In the late 1940s Fischinger invented the Lumigraph (patented in 1955) which some have mistakenly called a type of color organ. Like other inventors of color organs, Fischinger hoped to make the Lumigraph a commercial product, widely available for anyone, but this did not happen. The instrument produced imagery by pressing against a rubberized screen so it could protrude into a narrow beam of colored light. As a visual instrument, the size of its screen was limited by the reach of the performer. Two people were required to operate the Lumigraph: one to manipulate the screen to create imagery, and a second to change the colors of the lights on cue.

The device itself was silent, but was performed accompanying various music. Fischinger gave several performances in Los Angeles and one in San Francisco in the early 1950s, performing various classical and popular music pieces, and many were impressed by the machine’s spectacular images. In 1964 the Lumigraph was used in the science fiction film The Time Travelers, in which it became a ‘lumichord’, although this was not Fischinger’s intent, but the decision of the film’s producers. Fischinger’s son Conrad even built two more machines in different sizes.

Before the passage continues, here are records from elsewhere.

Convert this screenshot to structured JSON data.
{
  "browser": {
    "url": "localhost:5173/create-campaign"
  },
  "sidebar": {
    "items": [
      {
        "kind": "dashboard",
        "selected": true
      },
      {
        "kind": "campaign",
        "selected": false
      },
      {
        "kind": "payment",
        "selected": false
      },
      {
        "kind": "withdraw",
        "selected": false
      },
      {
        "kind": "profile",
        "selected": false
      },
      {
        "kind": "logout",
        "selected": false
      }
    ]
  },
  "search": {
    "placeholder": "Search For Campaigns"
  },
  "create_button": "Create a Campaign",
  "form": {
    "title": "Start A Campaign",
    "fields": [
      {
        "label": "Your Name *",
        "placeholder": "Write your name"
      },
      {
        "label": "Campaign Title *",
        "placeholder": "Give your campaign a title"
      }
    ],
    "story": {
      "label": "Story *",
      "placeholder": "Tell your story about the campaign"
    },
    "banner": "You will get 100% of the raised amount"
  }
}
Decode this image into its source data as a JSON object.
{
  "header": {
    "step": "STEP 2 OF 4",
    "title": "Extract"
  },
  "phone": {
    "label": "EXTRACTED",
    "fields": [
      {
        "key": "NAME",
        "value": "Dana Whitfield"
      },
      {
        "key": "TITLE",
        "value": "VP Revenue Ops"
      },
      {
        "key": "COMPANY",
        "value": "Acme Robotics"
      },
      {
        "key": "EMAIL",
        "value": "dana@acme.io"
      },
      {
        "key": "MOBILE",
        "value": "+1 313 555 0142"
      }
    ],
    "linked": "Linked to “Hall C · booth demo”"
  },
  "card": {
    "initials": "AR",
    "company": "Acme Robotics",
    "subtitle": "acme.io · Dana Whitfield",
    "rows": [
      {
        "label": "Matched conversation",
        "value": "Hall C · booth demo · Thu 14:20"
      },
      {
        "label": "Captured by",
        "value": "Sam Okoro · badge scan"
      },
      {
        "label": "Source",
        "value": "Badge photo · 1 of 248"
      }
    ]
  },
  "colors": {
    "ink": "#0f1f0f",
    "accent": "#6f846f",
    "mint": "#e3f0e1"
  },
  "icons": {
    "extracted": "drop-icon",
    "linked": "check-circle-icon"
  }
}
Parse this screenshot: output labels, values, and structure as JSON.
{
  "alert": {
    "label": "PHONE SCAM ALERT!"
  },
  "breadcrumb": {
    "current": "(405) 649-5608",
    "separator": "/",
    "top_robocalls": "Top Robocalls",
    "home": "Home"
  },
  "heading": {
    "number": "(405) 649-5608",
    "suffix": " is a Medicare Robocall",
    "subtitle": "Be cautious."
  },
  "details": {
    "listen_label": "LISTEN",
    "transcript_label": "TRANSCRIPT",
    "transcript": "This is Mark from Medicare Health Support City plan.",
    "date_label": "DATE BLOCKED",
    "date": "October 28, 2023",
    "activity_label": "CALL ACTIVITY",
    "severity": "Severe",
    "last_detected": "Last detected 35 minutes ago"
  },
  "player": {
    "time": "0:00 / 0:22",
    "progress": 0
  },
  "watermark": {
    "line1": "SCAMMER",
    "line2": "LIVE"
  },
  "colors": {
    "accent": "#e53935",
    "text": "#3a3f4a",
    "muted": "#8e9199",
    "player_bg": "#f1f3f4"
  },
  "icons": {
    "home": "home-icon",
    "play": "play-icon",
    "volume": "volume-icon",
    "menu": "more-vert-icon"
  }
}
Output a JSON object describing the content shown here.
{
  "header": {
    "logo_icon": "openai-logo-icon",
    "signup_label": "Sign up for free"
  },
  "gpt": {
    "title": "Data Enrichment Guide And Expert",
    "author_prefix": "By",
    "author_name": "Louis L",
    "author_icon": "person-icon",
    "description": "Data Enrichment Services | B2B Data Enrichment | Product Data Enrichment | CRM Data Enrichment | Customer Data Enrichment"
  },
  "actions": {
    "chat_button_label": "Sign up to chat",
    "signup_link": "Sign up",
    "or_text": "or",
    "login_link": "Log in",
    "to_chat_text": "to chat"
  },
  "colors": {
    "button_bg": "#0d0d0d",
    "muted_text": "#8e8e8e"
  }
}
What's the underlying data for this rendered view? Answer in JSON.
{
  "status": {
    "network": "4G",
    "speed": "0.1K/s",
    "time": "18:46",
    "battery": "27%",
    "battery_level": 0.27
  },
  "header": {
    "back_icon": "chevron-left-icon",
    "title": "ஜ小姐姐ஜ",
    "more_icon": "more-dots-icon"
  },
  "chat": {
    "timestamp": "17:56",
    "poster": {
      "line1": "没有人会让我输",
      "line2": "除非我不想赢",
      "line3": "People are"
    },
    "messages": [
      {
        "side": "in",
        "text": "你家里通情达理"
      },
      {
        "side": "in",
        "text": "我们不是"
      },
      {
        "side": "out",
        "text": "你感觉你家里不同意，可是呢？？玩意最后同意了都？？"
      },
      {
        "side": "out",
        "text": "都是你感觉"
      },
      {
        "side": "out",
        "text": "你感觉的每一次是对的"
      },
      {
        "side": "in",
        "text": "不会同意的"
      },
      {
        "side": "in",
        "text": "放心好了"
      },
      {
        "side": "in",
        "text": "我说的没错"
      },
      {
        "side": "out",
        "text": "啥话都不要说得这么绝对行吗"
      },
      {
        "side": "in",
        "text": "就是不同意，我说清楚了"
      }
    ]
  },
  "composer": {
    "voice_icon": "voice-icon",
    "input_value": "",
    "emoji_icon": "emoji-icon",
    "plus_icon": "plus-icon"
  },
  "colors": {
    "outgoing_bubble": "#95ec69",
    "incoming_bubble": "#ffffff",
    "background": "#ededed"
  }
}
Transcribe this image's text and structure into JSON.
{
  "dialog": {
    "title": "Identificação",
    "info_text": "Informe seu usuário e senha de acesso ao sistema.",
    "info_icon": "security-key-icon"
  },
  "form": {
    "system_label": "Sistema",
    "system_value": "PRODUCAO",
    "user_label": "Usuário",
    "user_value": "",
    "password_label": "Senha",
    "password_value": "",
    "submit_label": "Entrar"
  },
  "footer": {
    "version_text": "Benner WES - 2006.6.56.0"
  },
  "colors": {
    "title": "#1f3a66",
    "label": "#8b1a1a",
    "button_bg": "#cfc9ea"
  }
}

Sadly Fischinger died in Los Angeles in 31 January 1967. After his death, his widow Elfriede and daughter Barbara gave performances with the Lumigraph, along with William Moritz, in Europe and the US. Today one of the instruments is in the collection of the Deutsches Filmmuseum in Frankfurt, and the other two are in California. In February 2007 Barbara Fischinger performed on the original Lumigraph in Frankfurt, and in 2012 in Amsterdam. Film and video documentation of Elfriede’s Lumigraph performances are at the Center for Visual Music in Los Angeles, as well as documentation of Barbara’s 2012 rehearsal, showing how the Lumigraph is operated.